Context: Sequencing of the human genome provides an immense resource for studies correlating DNA variation and epidemiology. However, appropriately powered genetic epidemiology studies often require recruitment from multiple sites.
Objectives: To document the burden imposed by review of multicenter studies and to determine the variability among local institutional review boards (IRBs) in the approval of a multicenter genetic epidemiology study.
Design: A PubMed search was performed to determine the frequency of citations of multicenter studies by 5-year intervals from 1974 through 2002. A 7-question survey was sent to all participating study centers to obtain information on frequency of IRB meetings, dates for submission and approval, use/nonuse of a specific consent form, type of review performed, types of consent forms required, preparation time, and number of changes requested by the IRB at each center. Centers also provided a copy of all consent forms they generated and IRB correspondence regarding the study.
Setting and participants: Thirty-one of 42 cystic fibrosis care centers in this single US multicenter genetic epidemiology study of cystic fibrosis replied, yielding a 74% response rate.
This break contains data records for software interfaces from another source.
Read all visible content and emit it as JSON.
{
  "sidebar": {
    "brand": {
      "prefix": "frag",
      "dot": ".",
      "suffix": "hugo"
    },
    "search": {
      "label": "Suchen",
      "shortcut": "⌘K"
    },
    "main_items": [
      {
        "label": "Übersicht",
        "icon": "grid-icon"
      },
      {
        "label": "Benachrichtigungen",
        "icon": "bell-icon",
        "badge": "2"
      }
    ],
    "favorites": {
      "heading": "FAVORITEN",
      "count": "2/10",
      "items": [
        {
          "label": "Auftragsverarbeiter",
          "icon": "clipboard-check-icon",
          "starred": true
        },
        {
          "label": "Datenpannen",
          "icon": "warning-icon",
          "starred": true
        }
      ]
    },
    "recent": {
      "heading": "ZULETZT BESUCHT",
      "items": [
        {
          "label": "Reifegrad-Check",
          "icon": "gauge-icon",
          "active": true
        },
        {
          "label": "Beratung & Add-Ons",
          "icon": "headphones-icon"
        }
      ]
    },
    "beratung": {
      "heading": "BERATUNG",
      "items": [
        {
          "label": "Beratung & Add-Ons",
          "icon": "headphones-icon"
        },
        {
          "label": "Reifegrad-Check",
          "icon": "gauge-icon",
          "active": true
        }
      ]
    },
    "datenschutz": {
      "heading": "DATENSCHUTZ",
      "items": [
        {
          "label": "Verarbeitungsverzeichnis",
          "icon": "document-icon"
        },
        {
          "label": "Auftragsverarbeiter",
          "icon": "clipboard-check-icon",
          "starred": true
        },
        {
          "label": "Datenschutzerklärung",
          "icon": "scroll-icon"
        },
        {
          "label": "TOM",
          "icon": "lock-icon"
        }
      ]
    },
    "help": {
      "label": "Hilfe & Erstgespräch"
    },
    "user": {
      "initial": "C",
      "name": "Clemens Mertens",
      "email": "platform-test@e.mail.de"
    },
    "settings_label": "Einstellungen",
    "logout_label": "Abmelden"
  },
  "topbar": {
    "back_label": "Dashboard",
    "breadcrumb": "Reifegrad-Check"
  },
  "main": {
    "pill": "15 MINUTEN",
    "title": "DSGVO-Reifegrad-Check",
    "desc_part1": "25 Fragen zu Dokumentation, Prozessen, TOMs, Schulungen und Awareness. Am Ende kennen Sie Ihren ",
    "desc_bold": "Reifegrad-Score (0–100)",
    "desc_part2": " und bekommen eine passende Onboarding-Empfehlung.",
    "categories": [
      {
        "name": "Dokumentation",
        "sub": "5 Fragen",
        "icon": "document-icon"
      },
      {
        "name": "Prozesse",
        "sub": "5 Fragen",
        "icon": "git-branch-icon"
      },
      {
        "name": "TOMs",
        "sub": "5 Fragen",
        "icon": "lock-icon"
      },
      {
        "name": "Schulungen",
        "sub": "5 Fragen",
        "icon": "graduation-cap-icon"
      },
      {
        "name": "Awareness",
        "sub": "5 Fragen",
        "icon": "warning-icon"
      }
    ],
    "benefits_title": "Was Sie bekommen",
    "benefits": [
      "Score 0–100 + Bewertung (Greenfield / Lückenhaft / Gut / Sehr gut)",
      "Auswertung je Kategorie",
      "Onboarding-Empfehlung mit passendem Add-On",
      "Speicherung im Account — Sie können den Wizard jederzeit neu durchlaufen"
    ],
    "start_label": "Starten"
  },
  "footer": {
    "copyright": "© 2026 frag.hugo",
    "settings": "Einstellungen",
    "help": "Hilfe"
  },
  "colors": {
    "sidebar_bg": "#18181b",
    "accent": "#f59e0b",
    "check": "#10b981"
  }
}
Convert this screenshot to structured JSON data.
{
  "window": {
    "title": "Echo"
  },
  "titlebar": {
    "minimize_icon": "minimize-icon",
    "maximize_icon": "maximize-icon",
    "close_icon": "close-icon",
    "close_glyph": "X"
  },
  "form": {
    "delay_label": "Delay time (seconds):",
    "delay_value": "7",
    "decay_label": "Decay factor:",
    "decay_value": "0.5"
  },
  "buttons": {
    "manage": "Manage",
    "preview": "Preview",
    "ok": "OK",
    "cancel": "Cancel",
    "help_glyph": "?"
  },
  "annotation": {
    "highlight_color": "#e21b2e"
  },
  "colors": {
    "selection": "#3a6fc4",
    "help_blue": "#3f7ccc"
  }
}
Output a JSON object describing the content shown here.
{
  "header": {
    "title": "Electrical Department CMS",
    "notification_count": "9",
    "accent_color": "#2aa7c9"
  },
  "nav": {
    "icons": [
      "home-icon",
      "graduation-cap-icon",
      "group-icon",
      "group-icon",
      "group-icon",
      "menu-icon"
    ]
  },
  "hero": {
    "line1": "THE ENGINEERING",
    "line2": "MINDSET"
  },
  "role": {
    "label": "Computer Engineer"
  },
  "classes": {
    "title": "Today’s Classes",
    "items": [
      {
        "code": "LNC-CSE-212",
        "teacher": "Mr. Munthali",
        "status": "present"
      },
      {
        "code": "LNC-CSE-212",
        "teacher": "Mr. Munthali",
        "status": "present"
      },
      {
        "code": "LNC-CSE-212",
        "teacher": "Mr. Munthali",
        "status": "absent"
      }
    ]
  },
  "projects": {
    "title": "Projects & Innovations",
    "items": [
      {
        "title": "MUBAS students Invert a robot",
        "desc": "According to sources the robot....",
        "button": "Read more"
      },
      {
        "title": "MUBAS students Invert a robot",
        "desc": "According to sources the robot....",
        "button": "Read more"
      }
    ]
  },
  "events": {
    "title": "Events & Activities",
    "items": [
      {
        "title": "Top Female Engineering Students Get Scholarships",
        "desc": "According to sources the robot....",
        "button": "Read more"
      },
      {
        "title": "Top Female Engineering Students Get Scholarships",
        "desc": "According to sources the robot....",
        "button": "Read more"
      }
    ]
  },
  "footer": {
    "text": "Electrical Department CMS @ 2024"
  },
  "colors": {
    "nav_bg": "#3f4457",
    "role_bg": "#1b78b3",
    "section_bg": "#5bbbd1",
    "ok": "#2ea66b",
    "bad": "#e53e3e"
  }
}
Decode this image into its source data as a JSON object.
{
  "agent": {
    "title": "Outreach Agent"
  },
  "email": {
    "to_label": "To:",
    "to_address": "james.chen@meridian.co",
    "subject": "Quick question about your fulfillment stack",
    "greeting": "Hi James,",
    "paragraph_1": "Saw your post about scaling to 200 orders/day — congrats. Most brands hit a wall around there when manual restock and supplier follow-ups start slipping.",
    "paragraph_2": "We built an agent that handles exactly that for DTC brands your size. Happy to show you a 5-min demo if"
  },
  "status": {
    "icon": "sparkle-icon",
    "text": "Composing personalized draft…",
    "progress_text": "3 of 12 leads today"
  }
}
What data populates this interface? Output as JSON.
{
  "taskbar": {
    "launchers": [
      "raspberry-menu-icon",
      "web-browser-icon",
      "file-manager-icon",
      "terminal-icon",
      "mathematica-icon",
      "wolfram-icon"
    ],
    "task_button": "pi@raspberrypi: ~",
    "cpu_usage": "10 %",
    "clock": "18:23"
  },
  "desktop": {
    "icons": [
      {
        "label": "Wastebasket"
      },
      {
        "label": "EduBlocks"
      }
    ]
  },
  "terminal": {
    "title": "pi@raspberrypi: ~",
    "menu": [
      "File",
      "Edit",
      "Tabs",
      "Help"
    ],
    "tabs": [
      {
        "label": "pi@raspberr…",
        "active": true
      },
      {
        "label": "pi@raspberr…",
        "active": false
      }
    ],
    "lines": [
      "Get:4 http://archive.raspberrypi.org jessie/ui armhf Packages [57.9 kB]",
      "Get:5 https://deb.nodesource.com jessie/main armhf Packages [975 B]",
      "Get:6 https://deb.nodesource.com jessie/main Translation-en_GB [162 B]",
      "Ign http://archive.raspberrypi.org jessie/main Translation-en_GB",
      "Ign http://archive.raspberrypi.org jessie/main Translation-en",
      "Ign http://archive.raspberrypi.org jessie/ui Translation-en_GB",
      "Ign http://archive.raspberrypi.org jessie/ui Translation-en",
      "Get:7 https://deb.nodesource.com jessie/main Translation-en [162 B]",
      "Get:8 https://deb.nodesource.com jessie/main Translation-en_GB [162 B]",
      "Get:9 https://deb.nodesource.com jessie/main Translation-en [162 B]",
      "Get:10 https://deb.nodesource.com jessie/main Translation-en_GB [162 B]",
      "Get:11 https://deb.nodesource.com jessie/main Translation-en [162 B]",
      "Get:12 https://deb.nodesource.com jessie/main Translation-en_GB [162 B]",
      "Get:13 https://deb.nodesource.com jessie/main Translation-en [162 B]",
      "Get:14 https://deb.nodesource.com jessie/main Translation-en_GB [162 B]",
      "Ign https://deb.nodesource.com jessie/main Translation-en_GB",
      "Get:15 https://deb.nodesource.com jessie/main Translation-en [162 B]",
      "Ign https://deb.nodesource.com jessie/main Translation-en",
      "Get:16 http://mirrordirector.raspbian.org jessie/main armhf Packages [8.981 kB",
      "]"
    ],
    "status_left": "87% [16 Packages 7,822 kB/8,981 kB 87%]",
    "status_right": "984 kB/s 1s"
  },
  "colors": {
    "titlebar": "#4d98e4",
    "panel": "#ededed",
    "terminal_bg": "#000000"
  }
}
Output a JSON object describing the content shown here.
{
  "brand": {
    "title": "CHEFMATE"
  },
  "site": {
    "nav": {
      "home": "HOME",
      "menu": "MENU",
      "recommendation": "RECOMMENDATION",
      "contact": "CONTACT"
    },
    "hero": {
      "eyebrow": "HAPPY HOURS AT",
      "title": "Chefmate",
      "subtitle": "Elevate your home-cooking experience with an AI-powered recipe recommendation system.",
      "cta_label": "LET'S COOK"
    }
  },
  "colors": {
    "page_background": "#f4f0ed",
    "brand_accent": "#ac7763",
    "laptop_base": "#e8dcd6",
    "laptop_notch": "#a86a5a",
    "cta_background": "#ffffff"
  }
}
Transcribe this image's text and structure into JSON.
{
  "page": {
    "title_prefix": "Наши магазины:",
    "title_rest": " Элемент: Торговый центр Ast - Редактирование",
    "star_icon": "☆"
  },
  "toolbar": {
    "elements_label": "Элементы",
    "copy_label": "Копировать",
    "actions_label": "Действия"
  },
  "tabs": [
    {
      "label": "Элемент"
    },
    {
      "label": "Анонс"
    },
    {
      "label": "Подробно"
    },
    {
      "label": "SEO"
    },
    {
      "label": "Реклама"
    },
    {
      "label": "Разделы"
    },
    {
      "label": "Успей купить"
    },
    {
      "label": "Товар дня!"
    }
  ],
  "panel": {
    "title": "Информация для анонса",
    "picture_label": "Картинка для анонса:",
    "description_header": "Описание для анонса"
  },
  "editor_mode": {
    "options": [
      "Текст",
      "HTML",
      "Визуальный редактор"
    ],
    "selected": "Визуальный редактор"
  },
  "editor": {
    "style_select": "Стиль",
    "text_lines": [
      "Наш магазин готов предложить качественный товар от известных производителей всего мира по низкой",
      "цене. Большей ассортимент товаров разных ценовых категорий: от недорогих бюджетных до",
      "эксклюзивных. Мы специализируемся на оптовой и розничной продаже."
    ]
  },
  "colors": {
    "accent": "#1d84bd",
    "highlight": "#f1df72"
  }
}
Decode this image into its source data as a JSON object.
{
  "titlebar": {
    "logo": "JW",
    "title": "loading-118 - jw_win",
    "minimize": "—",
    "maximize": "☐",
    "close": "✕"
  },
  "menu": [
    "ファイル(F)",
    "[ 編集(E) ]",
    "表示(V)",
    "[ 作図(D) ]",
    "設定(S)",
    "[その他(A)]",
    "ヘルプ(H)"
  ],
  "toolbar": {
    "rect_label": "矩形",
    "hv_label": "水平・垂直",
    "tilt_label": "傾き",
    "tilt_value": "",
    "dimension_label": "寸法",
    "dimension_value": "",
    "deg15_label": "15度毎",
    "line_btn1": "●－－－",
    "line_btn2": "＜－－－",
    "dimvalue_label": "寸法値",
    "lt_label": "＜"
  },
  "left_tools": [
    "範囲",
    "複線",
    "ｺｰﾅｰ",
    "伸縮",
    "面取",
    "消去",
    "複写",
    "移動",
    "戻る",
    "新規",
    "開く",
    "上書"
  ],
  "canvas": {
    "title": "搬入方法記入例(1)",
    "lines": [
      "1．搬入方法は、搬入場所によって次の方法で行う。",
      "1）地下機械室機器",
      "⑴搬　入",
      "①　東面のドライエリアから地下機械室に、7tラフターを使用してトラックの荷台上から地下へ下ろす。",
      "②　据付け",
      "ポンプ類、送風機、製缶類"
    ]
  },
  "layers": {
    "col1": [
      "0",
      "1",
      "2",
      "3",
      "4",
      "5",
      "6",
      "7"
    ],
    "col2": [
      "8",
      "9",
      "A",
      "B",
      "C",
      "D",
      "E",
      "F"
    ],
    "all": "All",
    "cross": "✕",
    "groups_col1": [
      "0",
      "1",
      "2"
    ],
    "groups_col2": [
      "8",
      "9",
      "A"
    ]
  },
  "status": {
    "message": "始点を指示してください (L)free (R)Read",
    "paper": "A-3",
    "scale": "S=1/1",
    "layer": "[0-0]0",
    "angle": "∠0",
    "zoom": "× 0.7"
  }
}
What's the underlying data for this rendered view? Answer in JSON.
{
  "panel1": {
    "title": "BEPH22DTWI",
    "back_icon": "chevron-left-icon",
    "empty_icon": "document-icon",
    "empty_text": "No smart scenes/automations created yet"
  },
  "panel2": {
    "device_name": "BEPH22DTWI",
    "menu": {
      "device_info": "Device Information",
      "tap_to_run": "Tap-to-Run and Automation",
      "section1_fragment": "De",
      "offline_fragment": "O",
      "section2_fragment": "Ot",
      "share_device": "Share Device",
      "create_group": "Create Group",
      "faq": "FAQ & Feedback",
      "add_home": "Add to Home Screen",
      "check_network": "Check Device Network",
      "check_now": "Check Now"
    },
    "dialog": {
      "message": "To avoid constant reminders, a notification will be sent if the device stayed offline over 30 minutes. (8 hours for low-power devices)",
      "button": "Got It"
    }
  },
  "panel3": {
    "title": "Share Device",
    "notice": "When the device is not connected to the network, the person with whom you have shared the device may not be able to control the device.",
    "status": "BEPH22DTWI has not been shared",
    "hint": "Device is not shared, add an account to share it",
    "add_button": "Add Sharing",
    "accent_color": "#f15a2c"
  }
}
Main outcome measures: Frequency of published research studies and consistency among IRBs.
Results: The number of all published single-center studies has increased 1.3-fold since 1985, while the number of published epidemiology and genetic epidemiology multicenter studies increased by 8- and 9-fold, respectively, during this same period. Evaluation of the risk of the same genetic epidemiology study by 31 IRBs ranged from minimal to high, resulting in 7 expedited reviews (23%) and 24 full reviews (77%). The number of consents required by the IRBs ranged from 1 to 4; 15 IRBs (48%) required 2 or more consents, while 10 (32%) did not require assent for children. The most common concern (52%) of IRBs pertained to the genetic aspects of the study.
Conclusions: Review of a protocol for a multicenter genetic epidemiology study by local IRBs was highly variable. Lack of uniformity in the review process creates uneven human subjects protection and incurs considerable inefficiency. The need for reform, such as the proposed centralized review, is underscored by the ever increasing rate of genetic discoveries facilitated by the Human Genome Project and the unprecedented opportunity to assess the relevance of genetic variation to public health.